- PROBLEM TO SOLVE: The lines wanted are those in the data below that include "JSON".

- EXERCISE INPUTS:
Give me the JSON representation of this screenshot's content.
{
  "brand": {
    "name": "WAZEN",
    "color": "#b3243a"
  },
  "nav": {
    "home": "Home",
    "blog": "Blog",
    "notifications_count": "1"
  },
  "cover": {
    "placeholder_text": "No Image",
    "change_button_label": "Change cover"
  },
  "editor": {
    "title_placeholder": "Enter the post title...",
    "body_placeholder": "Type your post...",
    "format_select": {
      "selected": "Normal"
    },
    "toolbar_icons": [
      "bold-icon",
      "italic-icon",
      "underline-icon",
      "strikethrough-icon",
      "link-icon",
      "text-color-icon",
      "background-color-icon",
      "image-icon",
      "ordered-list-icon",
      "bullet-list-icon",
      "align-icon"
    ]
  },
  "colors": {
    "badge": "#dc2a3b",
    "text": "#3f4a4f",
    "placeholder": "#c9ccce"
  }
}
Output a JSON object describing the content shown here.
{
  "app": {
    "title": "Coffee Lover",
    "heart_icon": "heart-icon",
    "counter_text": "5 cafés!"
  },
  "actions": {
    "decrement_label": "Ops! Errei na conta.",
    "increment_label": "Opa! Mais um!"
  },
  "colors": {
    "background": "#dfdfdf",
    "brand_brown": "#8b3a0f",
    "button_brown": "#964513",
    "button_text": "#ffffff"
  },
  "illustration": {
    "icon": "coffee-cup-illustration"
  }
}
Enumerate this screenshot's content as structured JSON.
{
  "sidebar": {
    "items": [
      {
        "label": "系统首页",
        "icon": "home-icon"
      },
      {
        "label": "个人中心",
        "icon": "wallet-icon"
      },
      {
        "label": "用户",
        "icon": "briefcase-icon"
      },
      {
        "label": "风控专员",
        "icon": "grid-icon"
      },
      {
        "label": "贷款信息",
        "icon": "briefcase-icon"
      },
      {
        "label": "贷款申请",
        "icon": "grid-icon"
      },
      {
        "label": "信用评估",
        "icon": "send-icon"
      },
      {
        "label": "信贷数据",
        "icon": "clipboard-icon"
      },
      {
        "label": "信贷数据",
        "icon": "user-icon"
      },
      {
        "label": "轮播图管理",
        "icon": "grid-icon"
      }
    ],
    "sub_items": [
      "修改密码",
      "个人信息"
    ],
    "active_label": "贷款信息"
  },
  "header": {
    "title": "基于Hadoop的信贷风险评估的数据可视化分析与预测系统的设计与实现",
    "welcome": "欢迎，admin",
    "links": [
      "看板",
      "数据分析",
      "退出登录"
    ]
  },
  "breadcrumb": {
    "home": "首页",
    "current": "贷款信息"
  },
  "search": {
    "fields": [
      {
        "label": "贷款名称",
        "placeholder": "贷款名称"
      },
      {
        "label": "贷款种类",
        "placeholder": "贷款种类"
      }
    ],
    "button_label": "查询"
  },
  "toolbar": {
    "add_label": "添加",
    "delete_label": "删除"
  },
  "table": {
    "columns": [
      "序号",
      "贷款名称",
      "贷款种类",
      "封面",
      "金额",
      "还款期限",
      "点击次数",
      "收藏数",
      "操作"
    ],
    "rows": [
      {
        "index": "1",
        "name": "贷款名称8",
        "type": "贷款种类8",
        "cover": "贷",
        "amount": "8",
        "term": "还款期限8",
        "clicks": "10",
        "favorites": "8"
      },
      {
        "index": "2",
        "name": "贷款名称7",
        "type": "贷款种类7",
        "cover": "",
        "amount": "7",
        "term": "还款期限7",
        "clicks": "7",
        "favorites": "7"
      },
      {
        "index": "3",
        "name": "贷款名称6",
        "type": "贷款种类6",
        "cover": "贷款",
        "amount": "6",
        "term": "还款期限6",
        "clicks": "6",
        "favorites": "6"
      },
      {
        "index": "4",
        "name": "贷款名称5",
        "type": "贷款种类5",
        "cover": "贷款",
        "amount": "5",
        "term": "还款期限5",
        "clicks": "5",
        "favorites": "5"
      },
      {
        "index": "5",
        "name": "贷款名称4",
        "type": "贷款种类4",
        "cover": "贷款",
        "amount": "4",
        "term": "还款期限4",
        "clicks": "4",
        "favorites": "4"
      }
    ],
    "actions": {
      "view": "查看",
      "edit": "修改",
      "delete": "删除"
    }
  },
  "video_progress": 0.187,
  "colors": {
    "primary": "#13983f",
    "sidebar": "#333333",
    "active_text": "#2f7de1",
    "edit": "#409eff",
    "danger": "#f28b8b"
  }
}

- TASK RESULT:
Give me the JSON representation of this screenshot's content.
Output a JSON object describing the content shown here.
Enumerate this screenshot's content as structured JSON.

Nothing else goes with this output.